__Exercise goal__: Every line of the listing that contains the word "Vassoio" is to be copied out.

__Given data__:

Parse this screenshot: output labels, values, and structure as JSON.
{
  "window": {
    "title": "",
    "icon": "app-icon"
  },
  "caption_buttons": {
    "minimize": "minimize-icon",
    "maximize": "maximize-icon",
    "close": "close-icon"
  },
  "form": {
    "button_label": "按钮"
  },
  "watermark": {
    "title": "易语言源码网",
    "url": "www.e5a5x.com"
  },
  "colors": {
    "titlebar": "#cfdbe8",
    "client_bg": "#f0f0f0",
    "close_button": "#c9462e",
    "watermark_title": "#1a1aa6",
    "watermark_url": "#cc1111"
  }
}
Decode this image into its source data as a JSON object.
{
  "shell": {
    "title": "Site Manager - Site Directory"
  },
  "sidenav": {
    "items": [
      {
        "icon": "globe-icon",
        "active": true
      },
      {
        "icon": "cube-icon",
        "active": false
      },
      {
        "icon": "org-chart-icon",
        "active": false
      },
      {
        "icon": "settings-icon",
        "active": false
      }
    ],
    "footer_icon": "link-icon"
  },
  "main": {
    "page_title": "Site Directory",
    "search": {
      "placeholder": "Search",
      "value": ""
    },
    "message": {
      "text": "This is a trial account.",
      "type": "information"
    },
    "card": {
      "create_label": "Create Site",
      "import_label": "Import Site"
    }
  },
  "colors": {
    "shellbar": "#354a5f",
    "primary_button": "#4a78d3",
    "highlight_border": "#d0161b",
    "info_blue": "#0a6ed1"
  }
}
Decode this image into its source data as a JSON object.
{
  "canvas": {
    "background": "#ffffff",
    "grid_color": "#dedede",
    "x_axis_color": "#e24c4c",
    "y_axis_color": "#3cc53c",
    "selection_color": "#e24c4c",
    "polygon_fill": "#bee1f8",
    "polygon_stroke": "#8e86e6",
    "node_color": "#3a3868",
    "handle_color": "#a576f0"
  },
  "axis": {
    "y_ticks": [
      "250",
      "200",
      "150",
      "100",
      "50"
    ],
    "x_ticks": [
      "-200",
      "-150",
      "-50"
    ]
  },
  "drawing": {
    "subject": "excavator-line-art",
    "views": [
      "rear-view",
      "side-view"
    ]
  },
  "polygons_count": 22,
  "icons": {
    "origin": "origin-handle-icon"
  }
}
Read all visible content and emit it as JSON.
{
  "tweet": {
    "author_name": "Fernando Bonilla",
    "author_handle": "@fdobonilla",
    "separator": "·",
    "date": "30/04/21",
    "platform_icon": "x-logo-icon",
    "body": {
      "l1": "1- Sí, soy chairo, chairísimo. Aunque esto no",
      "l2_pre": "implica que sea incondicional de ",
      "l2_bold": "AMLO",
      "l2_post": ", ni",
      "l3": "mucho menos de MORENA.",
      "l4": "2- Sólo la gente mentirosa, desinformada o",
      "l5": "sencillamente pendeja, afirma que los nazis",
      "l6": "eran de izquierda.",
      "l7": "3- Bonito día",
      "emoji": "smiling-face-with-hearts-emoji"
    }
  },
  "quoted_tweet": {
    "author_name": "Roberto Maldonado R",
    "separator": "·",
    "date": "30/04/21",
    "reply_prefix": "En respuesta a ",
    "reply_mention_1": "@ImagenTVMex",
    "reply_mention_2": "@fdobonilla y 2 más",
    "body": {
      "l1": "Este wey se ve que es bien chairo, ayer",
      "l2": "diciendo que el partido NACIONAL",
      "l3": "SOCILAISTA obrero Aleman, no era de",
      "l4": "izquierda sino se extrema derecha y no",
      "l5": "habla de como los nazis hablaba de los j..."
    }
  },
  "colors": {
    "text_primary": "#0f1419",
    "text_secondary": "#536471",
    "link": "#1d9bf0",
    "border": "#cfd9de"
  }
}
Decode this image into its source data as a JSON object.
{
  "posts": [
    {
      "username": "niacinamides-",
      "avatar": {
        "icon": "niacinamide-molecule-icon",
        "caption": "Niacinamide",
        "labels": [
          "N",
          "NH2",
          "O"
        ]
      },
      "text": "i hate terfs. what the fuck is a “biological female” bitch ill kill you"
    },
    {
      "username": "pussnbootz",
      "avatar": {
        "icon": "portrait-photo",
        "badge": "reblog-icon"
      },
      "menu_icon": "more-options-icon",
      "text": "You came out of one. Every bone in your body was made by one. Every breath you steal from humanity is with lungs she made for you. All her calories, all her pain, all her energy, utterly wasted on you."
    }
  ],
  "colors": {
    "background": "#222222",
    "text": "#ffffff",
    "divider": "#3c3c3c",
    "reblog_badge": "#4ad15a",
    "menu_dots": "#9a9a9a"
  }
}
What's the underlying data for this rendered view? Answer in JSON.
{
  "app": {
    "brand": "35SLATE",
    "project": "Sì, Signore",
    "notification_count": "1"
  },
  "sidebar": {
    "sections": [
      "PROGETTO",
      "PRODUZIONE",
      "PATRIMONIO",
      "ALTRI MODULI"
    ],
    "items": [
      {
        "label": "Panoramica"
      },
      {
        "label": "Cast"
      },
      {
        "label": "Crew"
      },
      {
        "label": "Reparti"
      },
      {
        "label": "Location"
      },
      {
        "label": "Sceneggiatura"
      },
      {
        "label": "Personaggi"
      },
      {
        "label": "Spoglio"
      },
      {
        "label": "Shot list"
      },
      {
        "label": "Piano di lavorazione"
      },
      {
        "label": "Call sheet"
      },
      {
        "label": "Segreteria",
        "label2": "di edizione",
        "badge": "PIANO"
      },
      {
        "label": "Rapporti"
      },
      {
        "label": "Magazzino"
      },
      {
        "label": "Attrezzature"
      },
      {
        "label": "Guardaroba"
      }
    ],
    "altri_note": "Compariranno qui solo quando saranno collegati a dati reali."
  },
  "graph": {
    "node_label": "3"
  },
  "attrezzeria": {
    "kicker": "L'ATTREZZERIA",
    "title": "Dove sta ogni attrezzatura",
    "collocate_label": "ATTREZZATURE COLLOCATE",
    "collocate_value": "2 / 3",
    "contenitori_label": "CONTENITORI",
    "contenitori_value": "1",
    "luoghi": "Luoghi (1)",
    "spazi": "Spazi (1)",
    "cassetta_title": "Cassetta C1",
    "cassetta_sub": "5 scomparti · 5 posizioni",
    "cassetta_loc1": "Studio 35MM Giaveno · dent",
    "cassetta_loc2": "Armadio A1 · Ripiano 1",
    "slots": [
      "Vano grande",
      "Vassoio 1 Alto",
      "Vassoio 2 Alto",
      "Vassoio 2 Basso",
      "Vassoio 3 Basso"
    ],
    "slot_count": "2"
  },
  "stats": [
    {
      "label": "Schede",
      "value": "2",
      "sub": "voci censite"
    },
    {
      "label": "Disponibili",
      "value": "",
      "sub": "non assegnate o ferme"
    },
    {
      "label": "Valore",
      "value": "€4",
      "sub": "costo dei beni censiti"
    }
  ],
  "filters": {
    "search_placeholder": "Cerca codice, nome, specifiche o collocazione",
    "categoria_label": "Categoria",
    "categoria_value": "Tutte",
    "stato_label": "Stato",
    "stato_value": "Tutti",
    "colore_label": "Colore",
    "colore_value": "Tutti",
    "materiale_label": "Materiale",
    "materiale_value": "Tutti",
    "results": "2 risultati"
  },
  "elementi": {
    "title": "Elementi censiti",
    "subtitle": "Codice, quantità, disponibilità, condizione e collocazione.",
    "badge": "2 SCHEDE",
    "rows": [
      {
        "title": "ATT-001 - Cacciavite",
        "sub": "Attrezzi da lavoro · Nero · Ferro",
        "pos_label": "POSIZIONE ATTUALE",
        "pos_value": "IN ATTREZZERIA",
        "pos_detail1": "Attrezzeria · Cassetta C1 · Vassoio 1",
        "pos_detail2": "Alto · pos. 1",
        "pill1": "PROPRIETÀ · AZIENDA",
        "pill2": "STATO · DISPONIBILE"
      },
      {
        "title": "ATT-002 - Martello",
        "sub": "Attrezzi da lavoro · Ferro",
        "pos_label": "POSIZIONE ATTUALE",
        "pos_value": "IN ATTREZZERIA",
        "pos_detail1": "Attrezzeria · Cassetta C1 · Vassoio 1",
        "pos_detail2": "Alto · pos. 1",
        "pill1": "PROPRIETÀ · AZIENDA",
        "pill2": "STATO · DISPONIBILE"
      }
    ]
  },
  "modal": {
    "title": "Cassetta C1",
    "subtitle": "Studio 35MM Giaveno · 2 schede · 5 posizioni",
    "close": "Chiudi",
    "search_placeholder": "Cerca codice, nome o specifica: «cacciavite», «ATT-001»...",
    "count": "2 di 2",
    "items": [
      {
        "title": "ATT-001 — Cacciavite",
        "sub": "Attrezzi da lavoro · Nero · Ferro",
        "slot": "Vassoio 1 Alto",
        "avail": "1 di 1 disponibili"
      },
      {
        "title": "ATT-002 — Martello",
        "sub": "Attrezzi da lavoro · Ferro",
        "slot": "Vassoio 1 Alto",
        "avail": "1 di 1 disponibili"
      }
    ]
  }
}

__Response for this exercise__:
      "Vassoio 1 Alto",
      "Vassoio 2 Alto",
      "Vassoio 2 Basso",
      "Vassoio 3 Basso"
        "pos_detail1": "Attrezzeria · Cassetta C1 · Vassoio 1",
        "pos_detail1": "Attrezzeria · Cassetta C1 · Vassoio 1",
        "slot": "Vassoio 1 Alto",
        "slot": "Vassoio 1 Alto",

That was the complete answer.